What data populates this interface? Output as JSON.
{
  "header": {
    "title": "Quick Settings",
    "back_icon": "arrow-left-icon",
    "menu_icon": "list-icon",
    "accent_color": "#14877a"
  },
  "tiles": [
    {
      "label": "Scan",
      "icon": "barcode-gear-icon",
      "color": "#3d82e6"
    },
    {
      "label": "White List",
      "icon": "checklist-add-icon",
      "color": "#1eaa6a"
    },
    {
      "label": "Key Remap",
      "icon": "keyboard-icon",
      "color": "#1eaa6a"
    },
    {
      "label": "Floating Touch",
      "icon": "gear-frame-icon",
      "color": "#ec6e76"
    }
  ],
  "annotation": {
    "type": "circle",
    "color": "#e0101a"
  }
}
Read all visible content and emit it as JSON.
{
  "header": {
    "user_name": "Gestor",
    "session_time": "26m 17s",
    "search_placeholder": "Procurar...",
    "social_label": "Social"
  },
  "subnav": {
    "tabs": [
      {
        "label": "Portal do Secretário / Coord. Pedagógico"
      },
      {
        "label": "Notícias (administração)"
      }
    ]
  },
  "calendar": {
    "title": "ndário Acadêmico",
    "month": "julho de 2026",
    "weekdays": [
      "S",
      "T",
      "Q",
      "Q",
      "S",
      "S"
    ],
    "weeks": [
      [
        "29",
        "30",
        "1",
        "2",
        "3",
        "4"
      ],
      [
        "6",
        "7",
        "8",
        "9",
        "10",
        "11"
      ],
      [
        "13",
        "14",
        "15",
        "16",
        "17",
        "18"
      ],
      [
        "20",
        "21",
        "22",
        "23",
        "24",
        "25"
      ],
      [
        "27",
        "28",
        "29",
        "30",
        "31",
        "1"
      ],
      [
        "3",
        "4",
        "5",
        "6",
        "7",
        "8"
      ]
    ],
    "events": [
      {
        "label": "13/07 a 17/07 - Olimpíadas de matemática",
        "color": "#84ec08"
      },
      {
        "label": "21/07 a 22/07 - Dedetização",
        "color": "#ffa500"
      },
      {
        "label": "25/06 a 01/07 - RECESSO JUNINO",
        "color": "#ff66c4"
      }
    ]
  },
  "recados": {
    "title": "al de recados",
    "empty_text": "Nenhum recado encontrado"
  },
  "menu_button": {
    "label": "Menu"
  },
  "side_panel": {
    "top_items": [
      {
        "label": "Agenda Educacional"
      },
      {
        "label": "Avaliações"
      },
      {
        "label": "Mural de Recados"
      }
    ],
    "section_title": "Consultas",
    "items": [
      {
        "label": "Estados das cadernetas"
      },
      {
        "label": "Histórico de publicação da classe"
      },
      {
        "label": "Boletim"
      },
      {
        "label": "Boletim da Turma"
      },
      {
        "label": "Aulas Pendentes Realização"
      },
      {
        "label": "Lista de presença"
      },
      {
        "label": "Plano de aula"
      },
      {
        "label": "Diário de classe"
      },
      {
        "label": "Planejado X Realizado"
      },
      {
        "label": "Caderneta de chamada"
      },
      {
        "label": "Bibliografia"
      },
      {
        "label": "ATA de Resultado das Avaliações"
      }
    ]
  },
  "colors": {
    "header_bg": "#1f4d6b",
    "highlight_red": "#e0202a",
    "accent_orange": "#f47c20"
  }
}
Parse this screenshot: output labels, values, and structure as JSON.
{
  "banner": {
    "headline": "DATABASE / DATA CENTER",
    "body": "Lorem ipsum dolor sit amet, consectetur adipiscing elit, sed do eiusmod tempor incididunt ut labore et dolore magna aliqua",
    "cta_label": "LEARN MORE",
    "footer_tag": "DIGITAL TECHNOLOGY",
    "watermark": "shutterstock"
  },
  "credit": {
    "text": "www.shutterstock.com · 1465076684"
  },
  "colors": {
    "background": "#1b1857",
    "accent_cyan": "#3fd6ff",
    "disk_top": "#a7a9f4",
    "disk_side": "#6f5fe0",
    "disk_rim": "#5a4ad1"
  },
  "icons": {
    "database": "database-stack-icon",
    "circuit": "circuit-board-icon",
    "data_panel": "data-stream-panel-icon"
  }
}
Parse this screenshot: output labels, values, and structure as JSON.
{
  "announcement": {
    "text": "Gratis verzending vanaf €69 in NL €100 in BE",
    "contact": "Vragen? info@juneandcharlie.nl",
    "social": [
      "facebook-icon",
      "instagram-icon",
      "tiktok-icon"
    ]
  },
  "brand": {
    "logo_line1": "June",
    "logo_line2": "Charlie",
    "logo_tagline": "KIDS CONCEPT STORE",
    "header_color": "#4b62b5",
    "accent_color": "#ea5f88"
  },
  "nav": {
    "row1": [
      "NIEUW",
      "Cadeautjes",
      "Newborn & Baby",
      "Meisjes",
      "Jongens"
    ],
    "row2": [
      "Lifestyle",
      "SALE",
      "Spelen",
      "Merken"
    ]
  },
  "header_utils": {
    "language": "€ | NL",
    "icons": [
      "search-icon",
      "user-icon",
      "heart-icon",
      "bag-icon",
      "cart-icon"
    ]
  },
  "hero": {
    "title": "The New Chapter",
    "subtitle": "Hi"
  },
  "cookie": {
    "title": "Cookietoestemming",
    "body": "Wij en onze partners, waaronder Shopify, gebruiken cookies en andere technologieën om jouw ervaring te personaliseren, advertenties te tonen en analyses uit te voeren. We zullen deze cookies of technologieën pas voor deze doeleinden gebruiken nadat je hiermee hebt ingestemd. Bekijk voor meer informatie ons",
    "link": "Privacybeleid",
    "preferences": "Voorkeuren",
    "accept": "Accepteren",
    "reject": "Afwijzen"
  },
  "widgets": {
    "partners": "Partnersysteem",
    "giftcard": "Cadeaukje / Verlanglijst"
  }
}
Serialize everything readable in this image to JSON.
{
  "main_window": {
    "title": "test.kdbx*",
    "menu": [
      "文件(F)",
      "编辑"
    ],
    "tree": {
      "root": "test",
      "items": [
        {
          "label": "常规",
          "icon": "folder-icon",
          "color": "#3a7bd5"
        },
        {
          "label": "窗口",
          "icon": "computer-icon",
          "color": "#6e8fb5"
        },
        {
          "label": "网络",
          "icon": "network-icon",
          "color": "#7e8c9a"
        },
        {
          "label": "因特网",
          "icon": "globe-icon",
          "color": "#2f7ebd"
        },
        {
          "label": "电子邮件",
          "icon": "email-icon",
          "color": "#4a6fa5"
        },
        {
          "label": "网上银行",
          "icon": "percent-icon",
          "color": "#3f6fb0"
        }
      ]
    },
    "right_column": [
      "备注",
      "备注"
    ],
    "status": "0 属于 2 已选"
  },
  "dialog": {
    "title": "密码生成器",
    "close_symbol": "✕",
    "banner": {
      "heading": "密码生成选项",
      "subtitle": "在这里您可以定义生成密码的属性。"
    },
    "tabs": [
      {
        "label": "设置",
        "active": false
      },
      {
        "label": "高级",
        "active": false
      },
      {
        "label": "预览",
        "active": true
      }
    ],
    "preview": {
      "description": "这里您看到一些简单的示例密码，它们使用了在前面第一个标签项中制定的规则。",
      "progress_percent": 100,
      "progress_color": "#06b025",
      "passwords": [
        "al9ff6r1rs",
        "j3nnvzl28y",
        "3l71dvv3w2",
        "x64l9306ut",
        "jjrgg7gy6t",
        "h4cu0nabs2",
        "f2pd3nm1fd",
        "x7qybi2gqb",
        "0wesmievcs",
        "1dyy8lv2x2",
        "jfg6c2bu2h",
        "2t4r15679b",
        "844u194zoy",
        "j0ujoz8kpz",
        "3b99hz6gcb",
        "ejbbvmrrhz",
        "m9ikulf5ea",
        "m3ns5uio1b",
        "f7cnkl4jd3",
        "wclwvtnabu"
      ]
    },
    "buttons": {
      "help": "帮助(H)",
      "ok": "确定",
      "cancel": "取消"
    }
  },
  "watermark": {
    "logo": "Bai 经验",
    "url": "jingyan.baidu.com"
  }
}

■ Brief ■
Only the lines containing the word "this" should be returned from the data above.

■ Task solution ■
What data populates this interface? Output as JSON.
Parse this screenshot: output labels, values, and structure as JSON.
Parse this screenshot: output labels, values, and structure as JSON.
Serialize everything readable in this image to JSON.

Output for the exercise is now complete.